■ Exercise details:
An exact copy of the data is needed, one that excludes all pictures.

App and web page records
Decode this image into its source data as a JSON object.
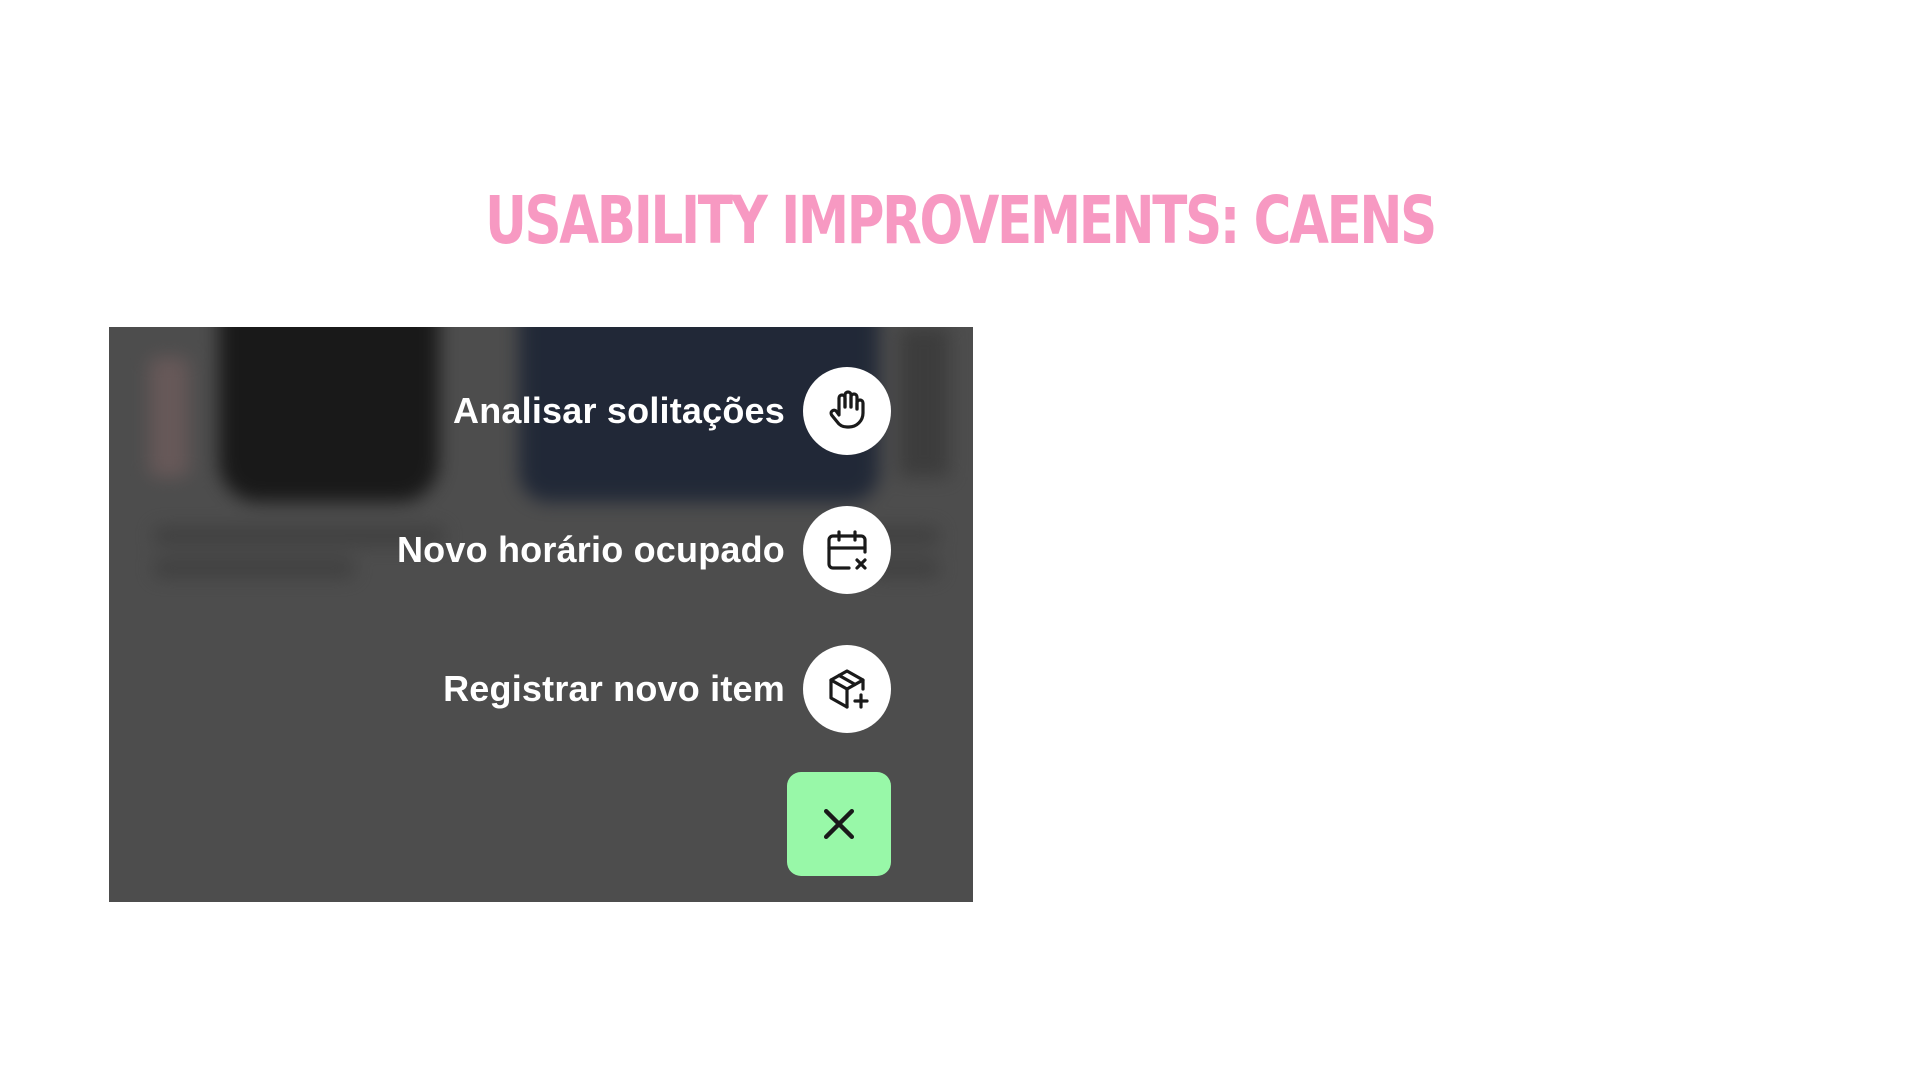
{
  "slide": {
    "title": "USABILITY IMPROVEMENTS: CAENS",
    "title_color": "#f799c2"
  },
  "menu": {
    "actions": [
      {
        "label": "Analisar solitações",
        "icon": "hand-icon"
      },
      {
        "label": "Novo horário ocupado",
        "icon": "calendar-x-icon"
      },
      {
        "label": "Registrar novo item",
        "icon": "package-plus-icon"
      }
    ],
    "close_icon": "close-icon",
    "close_color": "#98f8a8",
    "overlay_color": "#4d4d4d"
  }
}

■ Worked solution:
Decode this image into its source data as a JSON object.
{
  "slide": {
    "title": "USABILITY IMPROVEMENTS: CAENS",
    "title_color": "#f799c2"
  },
  "menu": {
    "actions": [
      {
        "label": "Analisar solitações",
        "icon": "hand-icon"
      },
      {
        "label": "Novo horário ocupado",
        "icon": "calendar-x-icon"
      },
      {
        "label": "Registrar novo item",
        "icon": "package-plus-icon"
      }
    ],
    "close_icon": "close-icon",
    "close_color": "#98f8a8",
    "overlay_color": "#4d4d4d"
  }
}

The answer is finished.